Assignment - If a line in the records below includes the word "anzeigen", count it, then give the total and nothing else.

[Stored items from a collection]
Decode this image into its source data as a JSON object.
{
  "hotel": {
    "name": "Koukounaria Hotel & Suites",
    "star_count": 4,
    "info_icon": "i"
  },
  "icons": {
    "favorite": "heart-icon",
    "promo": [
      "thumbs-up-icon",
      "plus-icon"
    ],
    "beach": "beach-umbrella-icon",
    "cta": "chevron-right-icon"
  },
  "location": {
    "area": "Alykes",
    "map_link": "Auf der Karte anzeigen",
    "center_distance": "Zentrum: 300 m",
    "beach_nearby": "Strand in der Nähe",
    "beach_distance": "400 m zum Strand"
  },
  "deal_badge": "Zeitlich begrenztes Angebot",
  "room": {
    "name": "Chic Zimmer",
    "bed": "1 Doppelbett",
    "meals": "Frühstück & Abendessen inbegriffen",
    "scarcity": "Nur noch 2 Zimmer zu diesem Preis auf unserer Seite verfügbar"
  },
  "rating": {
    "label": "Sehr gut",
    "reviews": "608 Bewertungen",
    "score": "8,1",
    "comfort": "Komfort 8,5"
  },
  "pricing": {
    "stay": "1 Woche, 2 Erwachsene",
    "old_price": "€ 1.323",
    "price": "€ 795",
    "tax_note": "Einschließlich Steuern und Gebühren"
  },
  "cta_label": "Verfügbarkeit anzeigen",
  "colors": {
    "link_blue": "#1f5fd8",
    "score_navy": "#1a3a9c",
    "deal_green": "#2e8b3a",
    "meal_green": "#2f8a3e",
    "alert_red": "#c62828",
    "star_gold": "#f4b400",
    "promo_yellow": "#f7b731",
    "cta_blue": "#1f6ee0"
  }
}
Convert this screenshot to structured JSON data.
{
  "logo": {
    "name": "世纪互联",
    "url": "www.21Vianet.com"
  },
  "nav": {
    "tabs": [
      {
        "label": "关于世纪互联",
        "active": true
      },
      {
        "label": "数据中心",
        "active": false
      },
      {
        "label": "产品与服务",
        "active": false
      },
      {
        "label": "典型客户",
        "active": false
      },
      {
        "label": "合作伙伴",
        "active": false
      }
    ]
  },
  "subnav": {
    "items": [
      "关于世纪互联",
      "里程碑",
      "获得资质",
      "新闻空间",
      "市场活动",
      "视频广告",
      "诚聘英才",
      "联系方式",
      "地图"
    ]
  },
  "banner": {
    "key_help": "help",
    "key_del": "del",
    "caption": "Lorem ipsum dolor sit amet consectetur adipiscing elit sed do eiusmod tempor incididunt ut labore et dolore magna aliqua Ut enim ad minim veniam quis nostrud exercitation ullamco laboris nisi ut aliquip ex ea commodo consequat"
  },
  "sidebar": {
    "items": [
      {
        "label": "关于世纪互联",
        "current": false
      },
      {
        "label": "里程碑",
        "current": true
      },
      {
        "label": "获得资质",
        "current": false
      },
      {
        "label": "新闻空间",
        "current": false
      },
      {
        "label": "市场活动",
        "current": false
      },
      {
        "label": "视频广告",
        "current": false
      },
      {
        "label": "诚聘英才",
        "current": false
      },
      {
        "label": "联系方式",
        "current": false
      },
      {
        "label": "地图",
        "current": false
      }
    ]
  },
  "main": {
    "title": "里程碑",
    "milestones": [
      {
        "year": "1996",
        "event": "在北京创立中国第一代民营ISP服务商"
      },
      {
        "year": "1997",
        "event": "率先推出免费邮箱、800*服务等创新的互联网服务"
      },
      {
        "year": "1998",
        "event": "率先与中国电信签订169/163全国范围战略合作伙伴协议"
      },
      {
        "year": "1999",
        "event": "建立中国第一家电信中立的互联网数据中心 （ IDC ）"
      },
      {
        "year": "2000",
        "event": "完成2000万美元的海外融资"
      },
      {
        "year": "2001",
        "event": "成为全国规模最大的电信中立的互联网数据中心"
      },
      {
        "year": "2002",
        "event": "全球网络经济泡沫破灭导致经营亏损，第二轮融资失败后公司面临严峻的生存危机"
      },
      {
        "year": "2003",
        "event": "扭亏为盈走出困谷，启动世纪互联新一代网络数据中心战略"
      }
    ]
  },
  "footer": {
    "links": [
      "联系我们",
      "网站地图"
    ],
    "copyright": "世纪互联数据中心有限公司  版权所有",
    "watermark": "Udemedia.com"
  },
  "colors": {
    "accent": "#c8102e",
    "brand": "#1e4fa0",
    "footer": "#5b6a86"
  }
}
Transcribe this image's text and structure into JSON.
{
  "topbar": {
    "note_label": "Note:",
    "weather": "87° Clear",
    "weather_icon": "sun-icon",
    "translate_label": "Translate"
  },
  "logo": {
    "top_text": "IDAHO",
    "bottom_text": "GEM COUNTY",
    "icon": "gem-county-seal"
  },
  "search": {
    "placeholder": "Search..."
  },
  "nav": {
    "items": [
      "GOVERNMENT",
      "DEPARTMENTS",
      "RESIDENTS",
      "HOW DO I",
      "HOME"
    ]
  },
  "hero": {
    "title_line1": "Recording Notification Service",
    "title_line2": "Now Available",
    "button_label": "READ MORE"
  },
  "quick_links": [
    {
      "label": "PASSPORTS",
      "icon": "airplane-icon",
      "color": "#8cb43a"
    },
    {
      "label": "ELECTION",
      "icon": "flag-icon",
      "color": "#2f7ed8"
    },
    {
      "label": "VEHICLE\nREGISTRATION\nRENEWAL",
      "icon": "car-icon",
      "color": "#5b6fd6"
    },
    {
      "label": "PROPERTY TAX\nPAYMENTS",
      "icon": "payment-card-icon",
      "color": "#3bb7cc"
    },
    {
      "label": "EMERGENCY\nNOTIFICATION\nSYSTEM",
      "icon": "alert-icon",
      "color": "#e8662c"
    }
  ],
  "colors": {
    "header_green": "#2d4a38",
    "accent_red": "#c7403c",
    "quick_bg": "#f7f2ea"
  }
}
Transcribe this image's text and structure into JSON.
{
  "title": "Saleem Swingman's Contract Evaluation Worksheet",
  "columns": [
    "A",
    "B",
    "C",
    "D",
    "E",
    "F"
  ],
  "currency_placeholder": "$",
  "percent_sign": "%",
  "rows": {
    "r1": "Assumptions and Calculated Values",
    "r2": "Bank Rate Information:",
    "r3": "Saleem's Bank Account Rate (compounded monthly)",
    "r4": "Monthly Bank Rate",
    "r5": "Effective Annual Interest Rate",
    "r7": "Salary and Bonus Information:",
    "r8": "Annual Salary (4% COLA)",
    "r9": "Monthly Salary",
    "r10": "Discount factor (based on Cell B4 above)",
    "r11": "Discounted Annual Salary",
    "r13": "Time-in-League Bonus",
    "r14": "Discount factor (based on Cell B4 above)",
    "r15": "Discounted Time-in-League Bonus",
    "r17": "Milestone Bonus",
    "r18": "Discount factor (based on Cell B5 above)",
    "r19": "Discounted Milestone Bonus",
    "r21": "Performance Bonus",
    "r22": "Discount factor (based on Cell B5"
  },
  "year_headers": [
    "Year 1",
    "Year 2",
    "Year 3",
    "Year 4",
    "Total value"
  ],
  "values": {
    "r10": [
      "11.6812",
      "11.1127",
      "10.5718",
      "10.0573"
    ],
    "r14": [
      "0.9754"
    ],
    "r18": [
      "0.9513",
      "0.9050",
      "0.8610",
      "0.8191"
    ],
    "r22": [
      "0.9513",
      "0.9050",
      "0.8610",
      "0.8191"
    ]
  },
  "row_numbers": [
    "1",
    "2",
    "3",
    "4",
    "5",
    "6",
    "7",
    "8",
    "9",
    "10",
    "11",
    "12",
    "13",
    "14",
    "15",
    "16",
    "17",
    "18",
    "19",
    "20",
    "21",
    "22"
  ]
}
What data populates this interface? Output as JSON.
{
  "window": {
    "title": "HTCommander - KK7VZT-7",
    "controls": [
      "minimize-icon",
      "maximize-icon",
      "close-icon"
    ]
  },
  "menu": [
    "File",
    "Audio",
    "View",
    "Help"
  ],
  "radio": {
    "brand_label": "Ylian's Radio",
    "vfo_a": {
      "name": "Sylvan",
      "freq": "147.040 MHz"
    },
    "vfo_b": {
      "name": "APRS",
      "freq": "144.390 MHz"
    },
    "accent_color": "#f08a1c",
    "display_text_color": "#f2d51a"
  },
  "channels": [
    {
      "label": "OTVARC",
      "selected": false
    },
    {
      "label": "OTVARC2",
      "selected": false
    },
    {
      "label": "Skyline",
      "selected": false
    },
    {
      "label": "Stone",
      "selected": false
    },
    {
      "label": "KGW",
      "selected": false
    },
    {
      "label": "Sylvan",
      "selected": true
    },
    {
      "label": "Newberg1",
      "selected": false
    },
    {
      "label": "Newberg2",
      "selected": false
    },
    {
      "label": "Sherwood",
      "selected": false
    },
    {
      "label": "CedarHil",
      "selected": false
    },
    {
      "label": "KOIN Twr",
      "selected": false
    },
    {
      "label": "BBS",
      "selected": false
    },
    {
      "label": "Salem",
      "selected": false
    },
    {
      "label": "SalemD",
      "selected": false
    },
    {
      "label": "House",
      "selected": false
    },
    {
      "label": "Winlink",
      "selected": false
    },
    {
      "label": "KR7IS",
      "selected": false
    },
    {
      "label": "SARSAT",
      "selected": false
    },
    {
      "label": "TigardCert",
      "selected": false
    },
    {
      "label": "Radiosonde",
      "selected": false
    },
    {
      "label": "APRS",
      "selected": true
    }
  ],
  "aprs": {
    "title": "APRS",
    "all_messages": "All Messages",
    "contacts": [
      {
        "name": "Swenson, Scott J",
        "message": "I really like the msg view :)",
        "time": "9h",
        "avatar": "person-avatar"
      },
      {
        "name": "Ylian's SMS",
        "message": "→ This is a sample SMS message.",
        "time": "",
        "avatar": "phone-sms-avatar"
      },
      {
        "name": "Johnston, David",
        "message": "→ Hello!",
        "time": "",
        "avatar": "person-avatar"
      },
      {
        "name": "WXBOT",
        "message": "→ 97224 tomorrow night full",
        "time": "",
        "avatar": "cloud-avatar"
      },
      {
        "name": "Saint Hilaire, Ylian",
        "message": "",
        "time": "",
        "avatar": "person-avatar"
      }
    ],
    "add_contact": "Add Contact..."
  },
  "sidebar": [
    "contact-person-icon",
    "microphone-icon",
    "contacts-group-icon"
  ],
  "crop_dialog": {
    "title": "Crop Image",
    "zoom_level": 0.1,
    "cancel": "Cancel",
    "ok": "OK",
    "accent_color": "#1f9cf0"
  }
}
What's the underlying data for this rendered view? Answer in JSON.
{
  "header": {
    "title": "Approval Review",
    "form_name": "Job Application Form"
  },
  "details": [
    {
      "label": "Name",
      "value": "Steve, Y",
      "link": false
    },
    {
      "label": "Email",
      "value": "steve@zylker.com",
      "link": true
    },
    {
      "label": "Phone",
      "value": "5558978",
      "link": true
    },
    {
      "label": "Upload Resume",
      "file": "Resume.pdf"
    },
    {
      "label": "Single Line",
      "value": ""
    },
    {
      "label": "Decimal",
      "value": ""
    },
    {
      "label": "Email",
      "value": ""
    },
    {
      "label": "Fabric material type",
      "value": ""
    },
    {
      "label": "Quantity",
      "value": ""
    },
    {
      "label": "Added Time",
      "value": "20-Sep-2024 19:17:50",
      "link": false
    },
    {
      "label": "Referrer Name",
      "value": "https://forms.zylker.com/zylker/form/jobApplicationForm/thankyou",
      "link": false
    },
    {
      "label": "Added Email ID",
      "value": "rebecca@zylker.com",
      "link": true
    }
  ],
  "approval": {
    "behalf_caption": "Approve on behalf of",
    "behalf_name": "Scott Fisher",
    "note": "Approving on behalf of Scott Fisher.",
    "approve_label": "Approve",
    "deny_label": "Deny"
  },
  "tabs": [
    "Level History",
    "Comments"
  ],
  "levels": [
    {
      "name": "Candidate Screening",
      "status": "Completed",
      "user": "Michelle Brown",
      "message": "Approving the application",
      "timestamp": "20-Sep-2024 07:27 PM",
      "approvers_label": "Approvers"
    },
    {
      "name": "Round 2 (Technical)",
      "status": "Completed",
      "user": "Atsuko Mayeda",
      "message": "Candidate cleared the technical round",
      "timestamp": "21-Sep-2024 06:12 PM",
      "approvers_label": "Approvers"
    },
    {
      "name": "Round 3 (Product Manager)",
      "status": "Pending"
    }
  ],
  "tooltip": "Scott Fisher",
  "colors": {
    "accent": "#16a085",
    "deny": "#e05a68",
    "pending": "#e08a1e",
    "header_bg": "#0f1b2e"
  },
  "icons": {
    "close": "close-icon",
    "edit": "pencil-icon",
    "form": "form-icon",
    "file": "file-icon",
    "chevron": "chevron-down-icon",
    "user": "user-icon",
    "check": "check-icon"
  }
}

Response area - 2